== Goal of the exercise ==
Gather all lines from the material that contain the word "employee".

== Available records ==
-------

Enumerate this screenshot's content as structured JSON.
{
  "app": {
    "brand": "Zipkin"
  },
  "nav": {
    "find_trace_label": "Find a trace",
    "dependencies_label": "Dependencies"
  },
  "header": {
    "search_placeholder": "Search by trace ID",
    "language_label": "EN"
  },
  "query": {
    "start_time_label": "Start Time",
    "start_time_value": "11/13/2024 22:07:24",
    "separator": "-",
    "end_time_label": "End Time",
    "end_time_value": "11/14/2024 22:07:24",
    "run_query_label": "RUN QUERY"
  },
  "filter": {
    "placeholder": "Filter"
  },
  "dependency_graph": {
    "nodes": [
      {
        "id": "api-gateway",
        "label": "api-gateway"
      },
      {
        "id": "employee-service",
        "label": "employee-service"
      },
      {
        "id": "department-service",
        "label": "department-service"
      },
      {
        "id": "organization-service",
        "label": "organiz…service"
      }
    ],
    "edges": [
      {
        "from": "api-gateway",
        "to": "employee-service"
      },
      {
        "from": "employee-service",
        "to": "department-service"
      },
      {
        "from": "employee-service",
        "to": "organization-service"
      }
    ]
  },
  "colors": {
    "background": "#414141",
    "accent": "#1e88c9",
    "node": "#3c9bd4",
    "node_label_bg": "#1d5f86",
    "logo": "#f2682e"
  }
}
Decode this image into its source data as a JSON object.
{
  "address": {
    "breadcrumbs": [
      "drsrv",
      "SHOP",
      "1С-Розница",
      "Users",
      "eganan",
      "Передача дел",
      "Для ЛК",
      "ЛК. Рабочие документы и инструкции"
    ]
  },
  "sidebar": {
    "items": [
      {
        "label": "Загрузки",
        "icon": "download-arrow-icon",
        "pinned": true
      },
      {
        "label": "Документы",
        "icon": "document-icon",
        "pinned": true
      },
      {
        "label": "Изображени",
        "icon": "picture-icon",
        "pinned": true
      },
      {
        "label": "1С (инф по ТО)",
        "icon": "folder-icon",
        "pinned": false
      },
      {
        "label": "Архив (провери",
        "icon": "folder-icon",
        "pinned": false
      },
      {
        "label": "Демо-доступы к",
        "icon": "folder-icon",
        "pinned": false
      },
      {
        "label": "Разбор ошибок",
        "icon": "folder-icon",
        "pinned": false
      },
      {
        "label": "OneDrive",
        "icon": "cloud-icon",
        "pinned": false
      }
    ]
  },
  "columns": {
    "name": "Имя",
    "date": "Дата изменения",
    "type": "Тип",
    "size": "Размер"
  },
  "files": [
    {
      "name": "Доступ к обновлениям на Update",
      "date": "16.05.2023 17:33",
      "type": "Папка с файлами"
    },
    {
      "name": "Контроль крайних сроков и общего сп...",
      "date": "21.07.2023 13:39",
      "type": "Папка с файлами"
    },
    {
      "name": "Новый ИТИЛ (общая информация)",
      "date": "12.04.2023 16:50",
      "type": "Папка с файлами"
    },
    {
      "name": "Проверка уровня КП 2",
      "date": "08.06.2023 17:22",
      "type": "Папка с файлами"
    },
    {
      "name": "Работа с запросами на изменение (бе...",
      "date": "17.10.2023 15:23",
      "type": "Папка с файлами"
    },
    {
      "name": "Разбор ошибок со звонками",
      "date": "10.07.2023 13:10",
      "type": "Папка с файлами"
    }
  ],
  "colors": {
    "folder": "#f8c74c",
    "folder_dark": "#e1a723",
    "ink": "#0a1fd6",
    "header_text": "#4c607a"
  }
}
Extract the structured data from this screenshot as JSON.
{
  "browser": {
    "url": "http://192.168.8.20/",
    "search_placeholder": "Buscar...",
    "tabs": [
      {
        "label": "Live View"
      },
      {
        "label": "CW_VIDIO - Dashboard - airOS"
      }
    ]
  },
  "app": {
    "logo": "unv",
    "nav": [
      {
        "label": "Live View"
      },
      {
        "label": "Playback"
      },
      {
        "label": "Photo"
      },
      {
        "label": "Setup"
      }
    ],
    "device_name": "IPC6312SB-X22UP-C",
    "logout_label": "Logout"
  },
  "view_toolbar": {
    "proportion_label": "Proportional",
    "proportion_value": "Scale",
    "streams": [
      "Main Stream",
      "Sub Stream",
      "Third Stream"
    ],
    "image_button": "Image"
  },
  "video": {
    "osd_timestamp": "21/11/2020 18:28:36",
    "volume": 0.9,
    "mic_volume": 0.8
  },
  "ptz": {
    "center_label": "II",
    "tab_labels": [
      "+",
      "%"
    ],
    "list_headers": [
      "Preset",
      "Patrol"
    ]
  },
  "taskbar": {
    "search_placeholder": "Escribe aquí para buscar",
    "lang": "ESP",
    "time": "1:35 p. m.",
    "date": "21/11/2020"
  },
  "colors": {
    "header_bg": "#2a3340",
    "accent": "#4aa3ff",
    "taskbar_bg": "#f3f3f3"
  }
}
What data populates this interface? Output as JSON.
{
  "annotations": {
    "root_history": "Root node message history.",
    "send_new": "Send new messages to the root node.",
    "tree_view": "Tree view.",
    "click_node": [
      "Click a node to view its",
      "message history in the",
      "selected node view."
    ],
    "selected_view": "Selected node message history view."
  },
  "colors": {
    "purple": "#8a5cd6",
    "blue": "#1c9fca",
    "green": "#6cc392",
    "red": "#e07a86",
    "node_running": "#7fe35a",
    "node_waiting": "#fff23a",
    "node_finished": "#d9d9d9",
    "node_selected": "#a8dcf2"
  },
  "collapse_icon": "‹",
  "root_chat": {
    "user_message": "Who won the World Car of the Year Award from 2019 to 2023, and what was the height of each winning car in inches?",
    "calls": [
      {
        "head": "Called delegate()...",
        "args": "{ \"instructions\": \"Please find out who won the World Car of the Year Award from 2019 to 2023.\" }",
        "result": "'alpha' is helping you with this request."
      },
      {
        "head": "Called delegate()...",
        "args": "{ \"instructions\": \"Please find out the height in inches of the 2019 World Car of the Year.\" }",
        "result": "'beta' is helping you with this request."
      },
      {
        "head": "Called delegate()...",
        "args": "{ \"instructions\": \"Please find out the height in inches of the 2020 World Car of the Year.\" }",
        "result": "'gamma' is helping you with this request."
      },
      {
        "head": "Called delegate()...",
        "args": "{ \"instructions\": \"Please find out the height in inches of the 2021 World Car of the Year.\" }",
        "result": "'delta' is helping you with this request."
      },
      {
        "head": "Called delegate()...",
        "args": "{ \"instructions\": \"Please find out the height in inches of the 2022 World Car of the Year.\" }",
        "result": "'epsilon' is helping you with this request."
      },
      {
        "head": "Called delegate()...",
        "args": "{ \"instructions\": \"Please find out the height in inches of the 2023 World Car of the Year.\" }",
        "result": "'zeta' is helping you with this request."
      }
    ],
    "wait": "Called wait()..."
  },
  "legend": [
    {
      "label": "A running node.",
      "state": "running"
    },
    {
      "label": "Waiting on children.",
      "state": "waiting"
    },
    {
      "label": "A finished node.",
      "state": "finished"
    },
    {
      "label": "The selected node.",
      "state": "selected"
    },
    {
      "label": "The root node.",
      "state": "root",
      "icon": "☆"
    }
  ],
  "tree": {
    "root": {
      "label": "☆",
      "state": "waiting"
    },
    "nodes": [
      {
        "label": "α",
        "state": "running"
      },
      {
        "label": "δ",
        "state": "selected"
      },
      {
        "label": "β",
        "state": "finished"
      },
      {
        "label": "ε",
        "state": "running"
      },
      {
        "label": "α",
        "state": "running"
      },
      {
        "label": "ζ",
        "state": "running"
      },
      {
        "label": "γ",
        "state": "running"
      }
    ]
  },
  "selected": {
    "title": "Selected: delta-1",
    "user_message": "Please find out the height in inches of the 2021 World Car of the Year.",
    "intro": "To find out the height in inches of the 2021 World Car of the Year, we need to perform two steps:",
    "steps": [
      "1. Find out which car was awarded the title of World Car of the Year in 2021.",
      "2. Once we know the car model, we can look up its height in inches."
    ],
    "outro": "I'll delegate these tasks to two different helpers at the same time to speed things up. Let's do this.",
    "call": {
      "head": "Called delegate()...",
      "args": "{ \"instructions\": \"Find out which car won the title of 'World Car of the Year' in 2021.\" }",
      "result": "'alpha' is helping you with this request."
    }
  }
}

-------

== Your response ==
        "id": "employee-service",
        "label": "employee-service"
        "to": "employee-service"
        "from": "employee-service",
        "from": "employee-service",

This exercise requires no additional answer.